Full-text search is a common feature used by a lot of modern applications. You might already know that it is possible to implement full-text search by using regular expressions in queries, but this approach will not work efficiently when there are massive objects or fields in a class. To solve the problem, we provide a dedicated full-text search service that you can use in your app.

Enabling Search for Classes

Before using full-text search, you must first enable it for at least one class. For each class you enable the service on, an index will be created for it, and you will be able to use our search component or use the API to search for the objects in it.

The ACLs of the objects in a class still take effect when you use full-text search.

You can enable search for a class by going to Dashboard > Data Storage > Full-text Search and clicking on Enable search for class:

  • Class: The class you want to enable search on. You can enable search on at most 5 classes for apps with Developer Plans and 10 classes for apps with Business Plans.
  • Enabled columns: The fields you want to enable search on. By default, objectId, createdAt, and updatedAt are always enabled. Besides them, you can enable at most 5 custom fields for apps with Developer Plans and 10 custom fields for apps with Business Plans.

If the cloud has not received any full-text search API requests within two weeks after you enabled search for a class, the search service for the class will be disabled.

Search API
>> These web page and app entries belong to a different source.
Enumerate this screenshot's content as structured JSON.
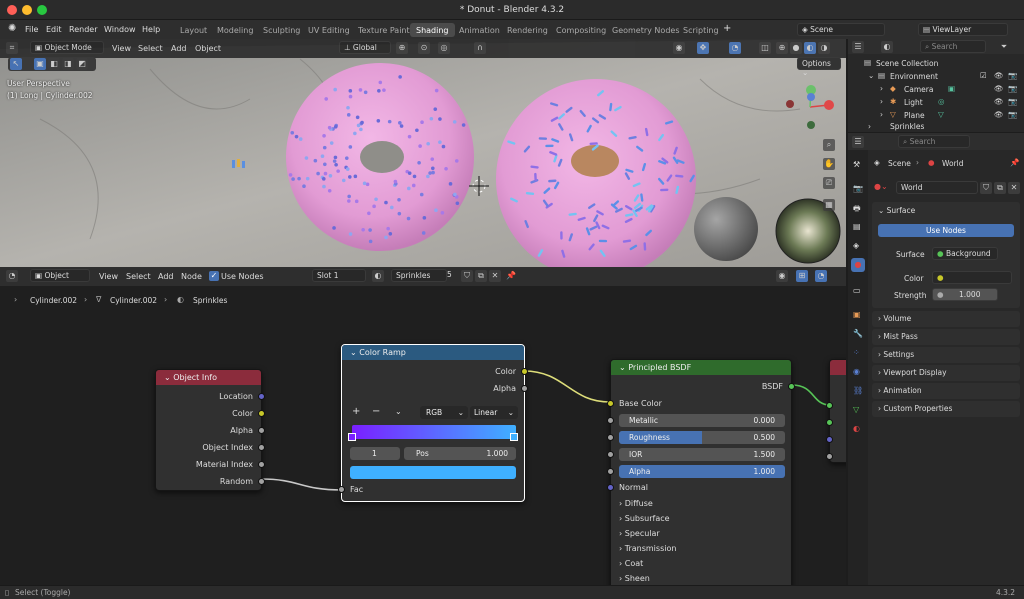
{
  "window": {
    "title": "* Donut - Blender 4.3.2"
  },
  "menu": [
    "File",
    "Edit",
    "Render",
    "Window",
    "Help"
  ],
  "workspaces": [
    "Layout",
    "Modeling",
    "Sculpting",
    "UV Editing",
    "Texture Paint",
    "Shading",
    "Animation",
    "Rendering",
    "Compositing",
    "Geometry Nodes",
    "Scripting"
  ],
  "active_workspace": "Shading",
  "scene": {
    "name": "Scene",
    "view_layer": "ViewLayer"
  },
  "viewport": {
    "mode": "Object Mode",
    "menus": [
      "View",
      "Select",
      "Add",
      "Object"
    ],
    "transform": "Global",
    "overlay1": "User Perspective",
    "overlay2": "(1) Long | Cylinder.002",
    "options": "Options"
  },
  "nodeeditor": {
    "type": "Object",
    "menus": [
      "View",
      "Select",
      "Add",
      "Node"
    ],
    "use_nodes": "Use Nodes",
    "slot": "Slot 1",
    "material": "Sprinkles",
    "users": "5",
    "breadcrumb": [
      "Cylinder.002",
      "Cylinder.002",
      "Sprinkles"
    ]
  },
  "object_info": {
    "title": "Object Info",
    "outputs": [
      "Location",
      "Color",
      "Alpha",
      "Object Index",
      "Material Index",
      "Random"
    ]
  },
  "color_ramp": {
    "title": "Color Ramp",
    "outputs": [
      "Color",
      "Alpha"
    ],
    "color_mode": "RGB",
    "interpolation": "Linear",
    "index": "1",
    "pos_label": "Pos",
    "pos_value": "1.000",
    "input": "Fac"
  },
  "bsdf": {
    "title": "Principled BSDF",
    "output": "BSDF",
    "base_color": "Base Color",
    "metallic_label": "Metallic",
    "metallic": "0.000",
    "roughness_label": "Roughness",
    "roughness": "0.500",
    "roughness_fill": 0.5,
    "ior_label": "IOR",
    "ior": "1.500",
    "alpha_label": "Alpha",
    "alpha": "1.000",
    "normal": "Normal",
    "subpanels": [
      "Diffuse",
      "Subsurface",
      "Specular",
      "Transmission",
      "Coat",
      "Sheen"
    ]
  },
  "outliner": {
    "search_placeholder": "Search",
    "items": [
      "Scene Collection",
      "Environment",
      "Camera",
      "Light",
      "Plane",
      "Sprinkles"
    ]
  },
  "properties": {
    "search_placeholder": "Search",
    "breadcrumb_scene": "Scene",
    "breadcrumb_world": "World",
    "world_name": "World",
    "surface_panel": "Surface",
    "use_nodes": "Use Nodes",
    "surface_label": "Surface",
    "surface_value": "Background",
    "color_label": "Color",
    "strength_label": "Strength",
    "strength": "1.000",
    "panels": [
      "Volume",
      "Mist Pass",
      "Settings",
      "Viewport Display",
      "Animation",
      "Custom Properties"
    ]
  },
  "status": {
    "left": "Select (Toggle)",
    "version": "4.3.2"
  },
  "colors": {
    "accent": "#4772b3",
    "bsdf_header": "#2f6b2c",
    "ramp_header": "#2b5a80",
    "info_header": "#8b2c3c",
    "socket_color": "#c7c729",
    "socket_vector": "#6363c7",
    "socket_float": "#a1a1a1"
  }
}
We offer a REST API with all the interfaces you need to use the service, and our SDKs encapsulate those interfaces for you to use.

Assuming you have enabled full-text search for a class named GameScore, you can search for objects in this class with keywords:

LCSearchQuery<GameScore> query = new LCSearchQuery<GameScore>("GameScore");
LCSearchResponse<GameScore> response = await query.Find();
// The number of documents matching the condition
// The documents matching the condition
foreach (GameScore score in response.Results) {

// Mark the result of this query so you can use the sid to paginate

For the syntax of the query string, see Syntax for q.

Since there is a limit for each query, you may not get all the records that match the query conditions at once. You can call hits() on SearchQuery to get the number of records that match the conditions, and then call find() multiple times on SearchQuery to get the remaining records.

If you cannot preserve the same query object used for querying across different requests, you can use sid for pagination instead. Each query is uniquely marked with the _sid property on SearchQuery. You can reconstruct a query object by calling sid() on SearchQuery to continue the pagination. Each sid is valid for 5 minutes.

You can use SearchSortBuilder to build complex rules for sorting. For example, assuming scores is an array of scores, if you need to sort results in descending order of the average score, and put those who do not have scores to the last:

LCSearchSortBuilder sortBuilder = new LCSearchSortBuilder();
sortBuilder.OrderByAscending("balance", "avg", "last");

To learn more about the APIs you can use, check out the API docs of our SDKs:

Custom Word List

By default, all String fields will be automatically analyzed through mmseg. You can upload your custom word list as a file by going to Dashboard > Data Storage > Full-text Search > Custom word list.

The file should be UTF-8-encoded with each word taking up a line. The maximum size of the file is 512 K. Here is an example:

Object-oriented programming
Functional programming
Higher-order function
Responsive design

The word list will take effect in 3 minutes since you upload it. You can check if your word list is in effect with the analyze API (requires Master Key).

Your custom word list will only be applied to new and updated documents/records. To apply it to your existing documents, go to Data Storage > Full-text Search and click on Rebuild index. You should rebuild the index when you update or delete your custom word list, too.